Despite these concerns, the US economy continues to roar, and with inflation pressures rising, the Federal Reserve remains in tightening mode. Moreover, the US central bank continues to brush aside criticism that it doesn’t consider the international implications of its policy decisions enough. We agree that there isn’t a great deal the Fed can do to address the domestic challenges facing many emerging market economies, but a strong dollar and higher US borrowing costs certainly won’t help their situation.
Politics-wise, the focus is on the 6th November mid-term elections, with opinion polls suggesting the Republicans face an uphill battle to retain control of the House of Representatives. This will make life more challenging for President Trump in terms of getting his legislative agenda passed. It also means he may focus even more attention on trade policy and getting other nations to treat the US “fairly”.
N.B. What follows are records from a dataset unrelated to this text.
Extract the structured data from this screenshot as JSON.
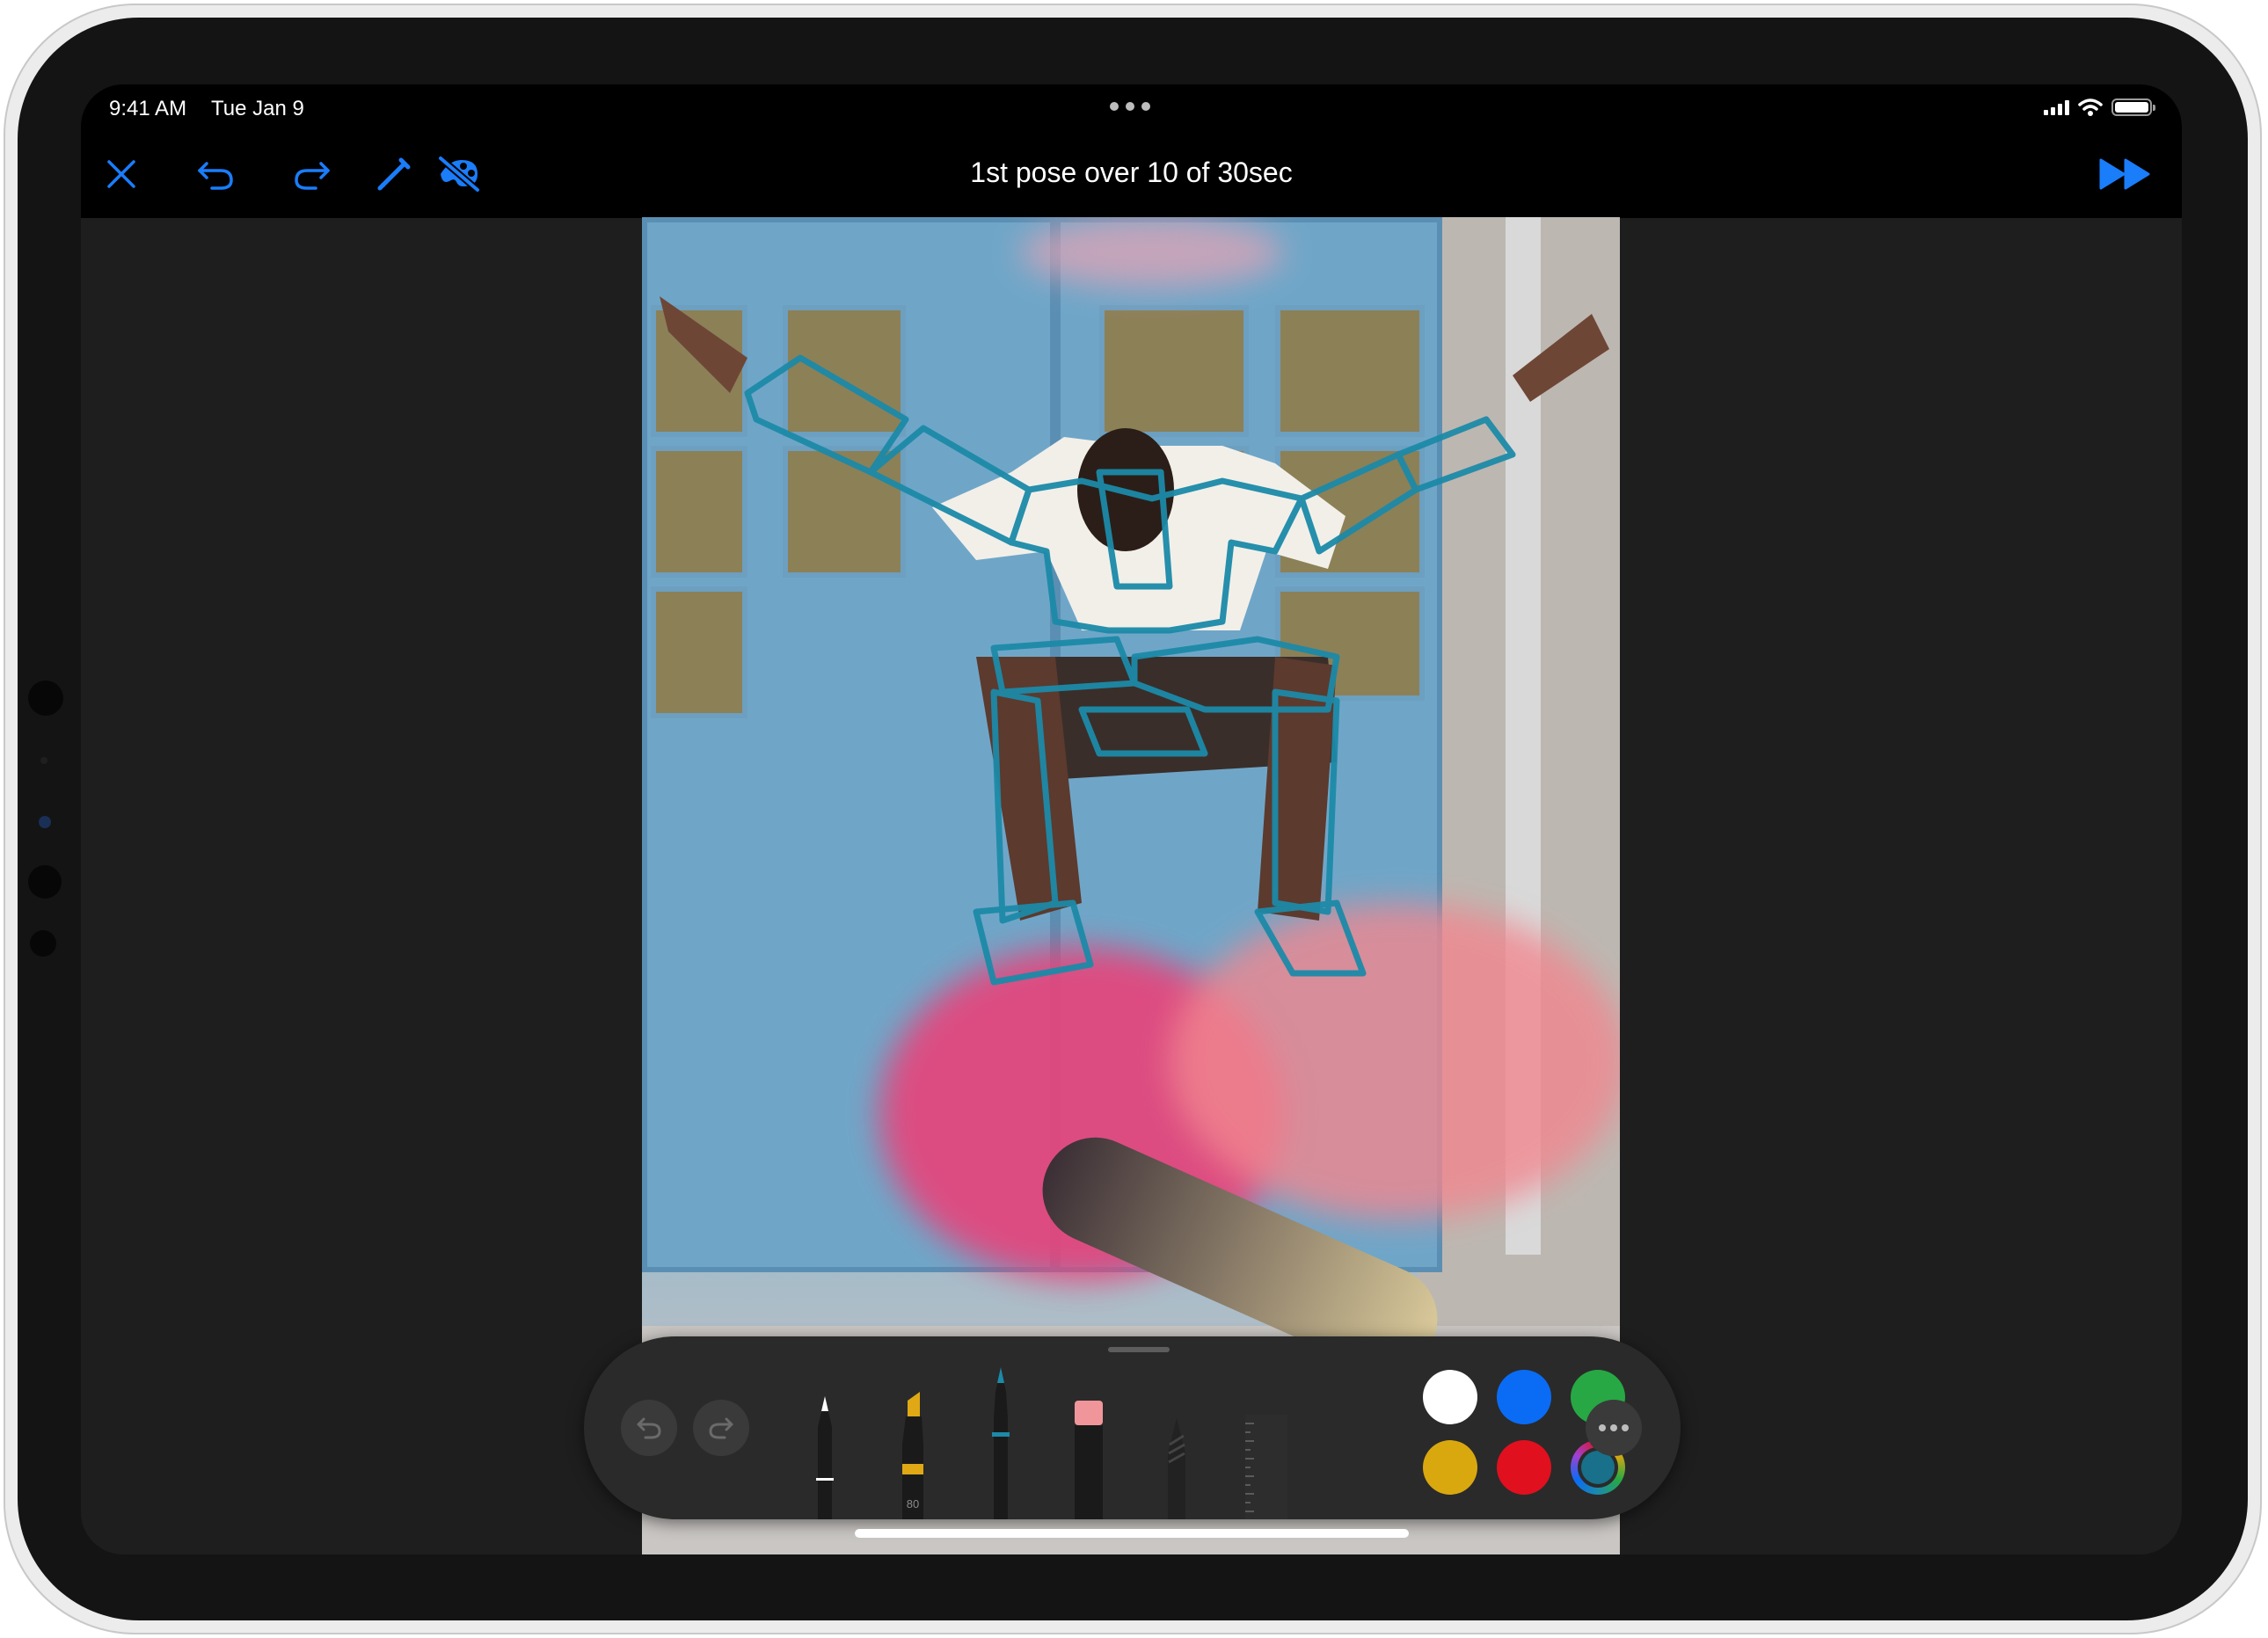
{
  "status_bar": {
    "time": "9:41 AM",
    "date": "Tue Jan 9"
  },
  "toolbar": {
    "title": "1st pose over 10 of 30sec",
    "accent_color": "#1a7dfa",
    "buttons": [
      "close-icon",
      "undo-icon",
      "redo-icon",
      "pencil-icon",
      "hide-reference-icon",
      "skip-forward-icon"
    ]
  },
  "palette": {
    "tools": [
      {
        "name": "pen",
        "label": ""
      },
      {
        "name": "marker",
        "label": "80"
      },
      {
        "name": "fountain-pen",
        "label": ""
      },
      {
        "name": "eraser",
        "label": ""
      },
      {
        "name": "pencil",
        "label": ""
      },
      {
        "name": "ruler",
        "label": ""
      }
    ],
    "colors": [
      "#ffffff",
      "#0a6cf5",
      "#27a844",
      "#d9a80f",
      "#e0101e",
      "#18708a"
    ],
    "selected_color": "#18708a"
  },
  "sketch_color": "#1c8aa8"
}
With a proposal to refrain from any deficit reduction over the next three years, the Italian government has put the markets on high alert again. The bond yield spread with Germany jumped to above 300 basis points, though we still believe that a compromise with the European Commission can be found before year end. However, the lack of further Eurozone integration means that this kind of tension will return, especially in the case of growth slowdown. While Eurozone growth is still expected to descend next year, the downside risks to the economic outlook have clearly increased. At the same time, underlying inflation remains subdued, limiting the scope for monetary tightening in 2019.
On Brexit, the UK government is reportedly set to propose a compromise on the contentious Irish backstop issue, but as ever, there is no certainty that MPs will back the Prime Minister’s direction. We still think a fudge can be found that avoids the ‘no deal’ scenario, but we’re unlikely to know for sure until 2019. This only promises more uncertainty in the short-run.
The upside potential to EUR/USD in the remainder of the year seems limited, but we still look for more gains next year as the European Central Bank gets closer to the deposit rate hikes. Sterling remains caught in the Brexit negotiations, and we are cautious about the extent of the potential upside to EM FX as the trade war rhetoric may return.
Market rates are on the rise, and it’s no real surprise. The Fed may be at neutral, but still has some hiking to do, while phraseology at the ECB has turned more upbeat. And crucially some of the risk factors coming out of Turkey and Italy have been tamed, at least for now. More of this and rates should be tempted higher still.
Written by the Global Economics and Strategy Team